The Realities of Life for Homeless Students Must Be Part of Remote Learning Strategies During Coronavirus Shutdowns

Photo by Tim Gouw on Unsplash

The following is an excerpt from an op-ed penned by Barbara Duffield, Executive Director of SchoolHouse Connection, on the realities facing students who are homeless through COVID-19 school closures — and how educators and agencies can help them. For the full piece, visit The 74 Million here.

As our country continues to wrestle with the damaging effects of the coronavirus pandemic, and as school closures become the norm nationwide in an attempt to slow the spread, millions of students are dealing with uncertainty. Kids and families everywhere are facing difficult changes to their daily lives, but one group in particular is suffering profound loss from the systemic closure of our schools: children and youth experiencing homelessness.

For children and youth experiencing homelessness, schools are much more than classrooms. School is often the most stable and secure part of their day, a place that — quite unlike where they sleep at night — does not change. Early childhood settings and schools may also be their only source of food, education, health and mental health services, caring adults, and safety.

Although we don’t know how long these closures will last, many schools have already stated that students won’t be allowed back until the fall. While educators and institutions continue to reassess their policies and make adjustments to ensure that disruptions are as minimally damaging as possible over the coming weeks and months, it’s critical that we center the experiences and realities of students who are homeless in response efforts.

Even before the coronavirus outbreak, student homelessness was a widespread and pervasive challenge.
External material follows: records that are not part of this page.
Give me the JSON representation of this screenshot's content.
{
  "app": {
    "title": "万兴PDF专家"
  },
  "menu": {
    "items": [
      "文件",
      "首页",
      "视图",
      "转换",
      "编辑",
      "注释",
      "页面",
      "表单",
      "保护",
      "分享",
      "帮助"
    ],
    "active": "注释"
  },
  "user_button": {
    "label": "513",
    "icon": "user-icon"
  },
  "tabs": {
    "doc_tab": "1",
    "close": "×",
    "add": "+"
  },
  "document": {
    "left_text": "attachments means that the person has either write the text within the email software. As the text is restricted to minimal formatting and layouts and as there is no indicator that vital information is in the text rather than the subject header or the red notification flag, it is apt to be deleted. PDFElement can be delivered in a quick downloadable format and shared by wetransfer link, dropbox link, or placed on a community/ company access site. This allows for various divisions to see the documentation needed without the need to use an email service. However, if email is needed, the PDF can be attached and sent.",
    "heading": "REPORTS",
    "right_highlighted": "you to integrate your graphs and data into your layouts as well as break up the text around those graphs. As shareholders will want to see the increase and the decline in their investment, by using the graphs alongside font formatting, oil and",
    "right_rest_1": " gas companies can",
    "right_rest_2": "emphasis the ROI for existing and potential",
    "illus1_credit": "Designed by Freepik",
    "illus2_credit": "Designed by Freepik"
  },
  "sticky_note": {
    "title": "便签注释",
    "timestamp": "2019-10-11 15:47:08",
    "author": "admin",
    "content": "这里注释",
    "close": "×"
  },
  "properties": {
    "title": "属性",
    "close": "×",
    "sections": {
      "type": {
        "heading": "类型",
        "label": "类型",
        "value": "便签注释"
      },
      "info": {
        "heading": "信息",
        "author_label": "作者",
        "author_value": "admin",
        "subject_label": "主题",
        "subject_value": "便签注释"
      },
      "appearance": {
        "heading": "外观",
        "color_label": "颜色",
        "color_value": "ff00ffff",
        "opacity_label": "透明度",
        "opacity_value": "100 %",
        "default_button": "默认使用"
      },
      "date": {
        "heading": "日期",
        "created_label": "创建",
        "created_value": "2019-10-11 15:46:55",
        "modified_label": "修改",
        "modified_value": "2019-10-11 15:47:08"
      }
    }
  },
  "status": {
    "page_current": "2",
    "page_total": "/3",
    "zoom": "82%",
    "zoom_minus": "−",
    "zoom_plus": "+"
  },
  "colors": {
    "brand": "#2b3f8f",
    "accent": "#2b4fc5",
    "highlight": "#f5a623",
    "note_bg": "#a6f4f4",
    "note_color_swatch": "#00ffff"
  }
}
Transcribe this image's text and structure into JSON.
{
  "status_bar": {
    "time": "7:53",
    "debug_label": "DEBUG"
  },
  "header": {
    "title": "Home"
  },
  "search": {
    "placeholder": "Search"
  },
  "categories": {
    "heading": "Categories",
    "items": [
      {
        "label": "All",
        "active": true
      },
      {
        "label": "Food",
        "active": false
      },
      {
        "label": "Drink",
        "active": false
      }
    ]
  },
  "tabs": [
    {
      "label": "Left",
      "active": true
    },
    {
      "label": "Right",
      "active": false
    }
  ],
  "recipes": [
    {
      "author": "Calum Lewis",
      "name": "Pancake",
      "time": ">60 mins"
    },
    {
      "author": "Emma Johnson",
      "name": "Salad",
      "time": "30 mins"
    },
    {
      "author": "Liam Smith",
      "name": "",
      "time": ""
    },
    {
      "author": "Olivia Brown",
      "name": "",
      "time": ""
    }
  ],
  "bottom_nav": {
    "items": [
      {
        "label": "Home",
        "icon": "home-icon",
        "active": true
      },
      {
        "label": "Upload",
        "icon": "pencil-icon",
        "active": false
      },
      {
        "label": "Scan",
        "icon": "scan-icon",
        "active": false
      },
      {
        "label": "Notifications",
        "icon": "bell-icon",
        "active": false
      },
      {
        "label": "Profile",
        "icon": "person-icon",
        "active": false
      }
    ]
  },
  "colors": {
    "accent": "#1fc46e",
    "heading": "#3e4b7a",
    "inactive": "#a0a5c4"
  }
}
Across the United States in the 2017–18 school year, public schools identified 1.5 million children and youth experiencing homelessness, the highest number ever recorded and one that represents a population larger than the city of Dallas or the entire state of New Hampshire.

At SchoolHouse Connection, we believe education is the only permanent solution to homelessness. Through strategic advocacy and practical assistance in partnership with early childhood programs, schools, higher education institutions and service providers, we aim to ensure that all children and youth experiencing homelessness have full access to quality learning so they will never be homeless as adults. Obviously, educators and schools are a crucial piece of this puzzle, but what does this look like on the ground in the middle of a global pandemic? There are a number of key steps that local education agencies and early childhood providers should take in the coming days, weeks and months to ensure that their responses are supporting those students most impacted.

To read more and learn about the steps educators and providers can take to support students who are homeless through this crisis, visit The 74 Million here.

This is hub of expertise and stories to drive solutions around children, youth, and family homelessness. It is a project of SchoolHouse Connection.